Farewell chokers tag
Winning the major semi and going into the grand final. Just that week one in the finals in 2010, getting that chokers tag off was a pressure release. The media and critics can shut up for a week.
Of course, the chokers tag comes up again before the major semi-final; you’re playing for a grand final, block it out, we’re not chokers.
Big game, win by a point and we’re in a grand final.
Wayne brought a sports pysch with him, he was big for us. Block out the outside noise, focus on yourself, points, what you need to do well. The noise can be so loud it can overtake your thoughts in games.
There might have been some older players who played with Browny and there might have been some mateship there that might have caused issues in the team. I never saw that. I don’t believe that was a problem or an issue.
It was my first grand final but I’m an older player by then, getting on in my career. I understand these opportunities don’t come along too often and I know a lot of players in that team have a similar feeling and you want to make the most of it.
We were behind 8-6 at halftime. Not the best first half and I personally had a shocker – I think I dropped two balls, it was really slippery.
We didn’t play great. Wayne came in at halftime and he didn’t say too much – just, ‘You boys hold the ball, complete your sets, you’ll win this game’. Just so simple.
There’s a belief. His calmness. He’s not screaming the lights out in the room. Just said what he said so calmly – didn’t rant and rave, and walked back out.
You think, ‘Wow, that guy believes in us. He knows we can do this. He trusts this team. We’re not going to let him or each other down’.
We knew the heartache we’d had previously, the rollercoaster we’d been on. Wayne’s belief – our belief we could do better – helped in that second half and we went out there and played some really good footy.
We were dominant, we completed our sets, held on to the ball. Blue skies were back out, the rain stopped and we played really well.
We didn’t let them score in the second half. In rugby league games, it’s not very often there’s 10 minutes to go and you can stand on the field and enjoy it knowing you’ve got it in the bag.
That game, I knew it and you looked around at your teammates and we knew we had it.

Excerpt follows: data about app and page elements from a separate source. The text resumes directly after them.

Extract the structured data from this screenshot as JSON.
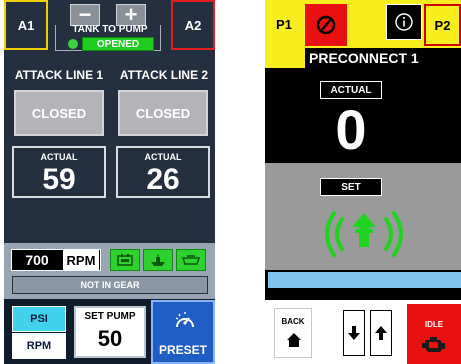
{
  "left_panel": {
    "a1_label": "A1",
    "a2_label": "A2",
    "tank_to_pump_label": "TANK TO PUMP",
    "tank_status": "OPENED",
    "attack_line_1": {
      "title": "ATTACK LINE 1",
      "state": "CLOSED",
      "actual_label": "ACTUAL",
      "actual_value": "59"
    },
    "attack_line_2": {
      "title": "ATTACK LINE 2",
      "state": "CLOSED",
      "actual_label": "ACTUAL",
      "actual_value": "26"
    },
    "rpm_value": "700",
    "rpm_unit": "RPM",
    "gear_status": "NOT IN GEAR",
    "psi_button": "PSI",
    "rpm_button": "RPM",
    "set_pump_label": "SET PUMP",
    "set_pump_value": "50",
    "preset_label": "PRESET"
  },
  "right_panel": {
    "p1_label": "P1",
    "p2_label": "P2",
    "title": "PRECONNECT 1",
    "actual_label": "ACTUAL",
    "actual_value": "0",
    "set_label": "SET",
    "back_label": "BACK",
    "idle_label": "IDLE"
  },
  "colors": {
    "panel_dark": "#243040",
    "yellow": "#f7ee1f",
    "red": "#e81010",
    "green": "#2ed12e",
    "cyan": "#41d3ec",
    "preset_blue": "#1d5dc4",
    "light_blue_bar": "#80c5ee"
  },
  "icons": [
    "minus-icon",
    "plus-icon",
    "pump-engaged-icon",
    "ship-icon",
    "tank-icon",
    "gauge-icon",
    "disable-icon",
    "info-icon",
    "signal-broadcast-icon",
    "home-icon",
    "arrow-down-icon",
    "arrow-up-icon",
    "engine-icon"
  ]
}
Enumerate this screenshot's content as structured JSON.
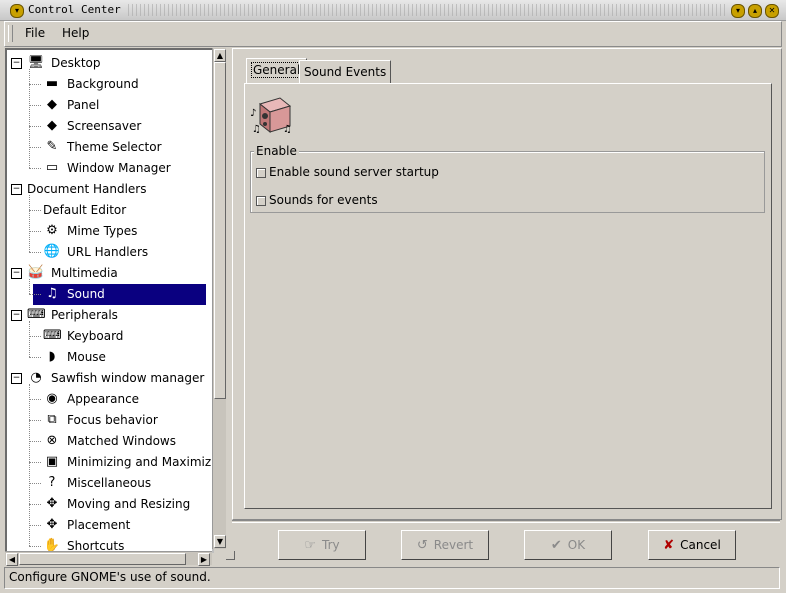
{
  "window": {
    "title": "Control Center"
  },
  "menubar": {
    "file": "File",
    "help": "Help"
  },
  "tree": {
    "items": [
      {
        "label": "Desktop",
        "level": 0,
        "icon": "desktop-icon",
        "glyph": "🖥",
        "expander": "−"
      },
      {
        "label": "Background",
        "level": 1,
        "icon": "background-icon",
        "glyph": "▬"
      },
      {
        "label": "Panel",
        "level": 1,
        "icon": "panel-icon",
        "glyph": "◆"
      },
      {
        "label": "Screensaver",
        "level": 1,
        "icon": "screensaver-icon",
        "glyph": "◆"
      },
      {
        "label": "Theme Selector",
        "level": 1,
        "icon": "theme-selector-icon",
        "glyph": "✎"
      },
      {
        "label": "Window Manager",
        "level": 1,
        "icon": "window-manager-icon",
        "glyph": "▭"
      },
      {
        "label": "Document Handlers",
        "level": 0,
        "icon": "",
        "glyph": "",
        "expander": "−"
      },
      {
        "label": "Default Editor",
        "level": 1,
        "icon": "",
        "glyph": ""
      },
      {
        "label": "Mime Types",
        "level": 1,
        "icon": "mime-types-icon",
        "glyph": "⚙"
      },
      {
        "label": "URL Handlers",
        "level": 1,
        "icon": "url-handlers-icon",
        "glyph": "🌐"
      },
      {
        "label": "Multimedia",
        "level": 0,
        "icon": "multimedia-icon",
        "glyph": "🥁",
        "expander": "−"
      },
      {
        "label": "Sound",
        "level": 1,
        "icon": "sound-icon",
        "glyph": "♫",
        "selected": true
      },
      {
        "label": "Peripherals",
        "level": 0,
        "icon": "peripherals-icon",
        "glyph": "⌨",
        "expander": "−"
      },
      {
        "label": "Keyboard",
        "level": 1,
        "icon": "keyboard-icon",
        "glyph": "⌨"
      },
      {
        "label": "Mouse",
        "level": 1,
        "icon": "mouse-icon",
        "glyph": "◗"
      },
      {
        "label": "Sawfish window manager",
        "level": 0,
        "icon": "sawfish-icon",
        "glyph": "◔",
        "expander": "−"
      },
      {
        "label": "Appearance",
        "level": 1,
        "icon": "appearance-icon",
        "glyph": "◉"
      },
      {
        "label": "Focus behavior",
        "level": 1,
        "icon": "focus-behavior-icon",
        "glyph": "⧉"
      },
      {
        "label": "Matched Windows",
        "level": 1,
        "icon": "matched-windows-icon",
        "glyph": "⊗"
      },
      {
        "label": "Minimizing and Maximizing",
        "level": 1,
        "icon": "minimizing-icon",
        "glyph": "▣"
      },
      {
        "label": "Miscellaneous",
        "level": 1,
        "icon": "miscellaneous-icon",
        "glyph": "?"
      },
      {
        "label": "Moving and Resizing",
        "level": 1,
        "icon": "moving-resizing-icon",
        "glyph": "✥"
      },
      {
        "label": "Placement",
        "level": 1,
        "icon": "placement-icon",
        "glyph": "✥"
      },
      {
        "label": "Shortcuts",
        "level": 1,
        "icon": "shortcuts-icon",
        "glyph": "✋"
      }
    ]
  },
  "tabs": {
    "general": "General",
    "sound_events": "Sound Events"
  },
  "enable_group": {
    "label": "Enable",
    "server_startup": "Enable sound server startup",
    "sounds_for_events": "Sounds for events"
  },
  "buttons": {
    "try": "Try",
    "revert": "Revert",
    "ok": "OK",
    "cancel": "Cancel"
  },
  "status": {
    "text": "Configure GNOME's use of sound."
  }
}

There was no way we were letting that game go. The team was too disciplined and we had the belief it was going to be good.
It was special. Goosebumps to this day.